Entries taken from a collection:
##########
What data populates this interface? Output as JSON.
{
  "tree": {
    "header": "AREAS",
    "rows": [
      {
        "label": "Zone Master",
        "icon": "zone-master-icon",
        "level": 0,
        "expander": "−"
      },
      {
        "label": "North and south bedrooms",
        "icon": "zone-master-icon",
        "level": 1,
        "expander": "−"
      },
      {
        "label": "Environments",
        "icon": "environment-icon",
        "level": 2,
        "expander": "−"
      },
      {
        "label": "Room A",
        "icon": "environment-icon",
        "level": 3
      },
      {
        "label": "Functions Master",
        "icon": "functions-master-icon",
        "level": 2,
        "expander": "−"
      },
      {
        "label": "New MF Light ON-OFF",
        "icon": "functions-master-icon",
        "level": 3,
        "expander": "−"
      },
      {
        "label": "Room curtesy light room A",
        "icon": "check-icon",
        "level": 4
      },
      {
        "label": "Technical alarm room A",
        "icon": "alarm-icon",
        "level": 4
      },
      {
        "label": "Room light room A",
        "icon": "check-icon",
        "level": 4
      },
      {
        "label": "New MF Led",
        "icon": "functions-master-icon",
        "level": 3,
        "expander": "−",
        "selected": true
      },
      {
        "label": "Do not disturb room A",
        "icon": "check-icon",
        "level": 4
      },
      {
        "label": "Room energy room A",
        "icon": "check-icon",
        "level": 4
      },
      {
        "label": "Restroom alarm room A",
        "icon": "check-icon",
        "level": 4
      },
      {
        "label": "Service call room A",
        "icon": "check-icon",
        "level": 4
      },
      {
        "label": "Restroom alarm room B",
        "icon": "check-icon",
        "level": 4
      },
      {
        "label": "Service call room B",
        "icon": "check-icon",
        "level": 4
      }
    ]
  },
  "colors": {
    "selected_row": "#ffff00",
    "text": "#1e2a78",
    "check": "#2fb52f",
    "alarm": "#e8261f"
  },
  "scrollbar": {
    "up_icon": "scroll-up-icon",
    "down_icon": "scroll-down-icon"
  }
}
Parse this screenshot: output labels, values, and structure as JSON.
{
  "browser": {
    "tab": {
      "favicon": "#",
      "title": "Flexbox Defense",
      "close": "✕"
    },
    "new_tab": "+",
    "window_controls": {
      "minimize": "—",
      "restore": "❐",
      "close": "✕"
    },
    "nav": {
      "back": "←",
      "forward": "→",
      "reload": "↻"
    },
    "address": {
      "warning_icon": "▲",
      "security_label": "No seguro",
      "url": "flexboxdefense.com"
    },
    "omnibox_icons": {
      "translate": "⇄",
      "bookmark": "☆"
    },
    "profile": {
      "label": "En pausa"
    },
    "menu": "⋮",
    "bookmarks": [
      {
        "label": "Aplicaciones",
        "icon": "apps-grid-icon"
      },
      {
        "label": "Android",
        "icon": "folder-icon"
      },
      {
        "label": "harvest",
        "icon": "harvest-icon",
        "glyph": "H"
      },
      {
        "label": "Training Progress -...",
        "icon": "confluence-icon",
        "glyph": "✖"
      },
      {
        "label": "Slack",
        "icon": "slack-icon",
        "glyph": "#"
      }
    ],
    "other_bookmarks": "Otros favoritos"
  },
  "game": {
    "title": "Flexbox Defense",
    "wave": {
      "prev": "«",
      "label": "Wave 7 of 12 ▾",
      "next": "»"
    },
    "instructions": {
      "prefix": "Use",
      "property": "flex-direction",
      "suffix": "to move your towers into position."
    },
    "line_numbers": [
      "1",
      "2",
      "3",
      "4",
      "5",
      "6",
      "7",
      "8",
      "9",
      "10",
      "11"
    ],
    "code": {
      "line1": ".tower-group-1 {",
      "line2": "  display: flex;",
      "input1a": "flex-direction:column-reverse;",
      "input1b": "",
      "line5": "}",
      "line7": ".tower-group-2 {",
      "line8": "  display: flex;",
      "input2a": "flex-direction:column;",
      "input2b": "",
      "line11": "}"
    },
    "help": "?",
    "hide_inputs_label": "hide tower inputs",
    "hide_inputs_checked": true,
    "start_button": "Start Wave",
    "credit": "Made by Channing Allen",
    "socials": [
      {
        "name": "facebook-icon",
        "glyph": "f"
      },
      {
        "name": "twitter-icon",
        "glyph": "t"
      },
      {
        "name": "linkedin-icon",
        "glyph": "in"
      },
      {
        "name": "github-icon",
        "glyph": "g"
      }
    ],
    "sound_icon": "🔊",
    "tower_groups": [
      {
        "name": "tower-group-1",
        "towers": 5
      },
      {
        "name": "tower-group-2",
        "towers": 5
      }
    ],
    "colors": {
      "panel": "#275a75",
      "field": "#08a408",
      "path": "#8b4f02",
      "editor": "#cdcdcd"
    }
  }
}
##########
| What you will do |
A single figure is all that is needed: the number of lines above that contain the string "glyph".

| Your solution |
7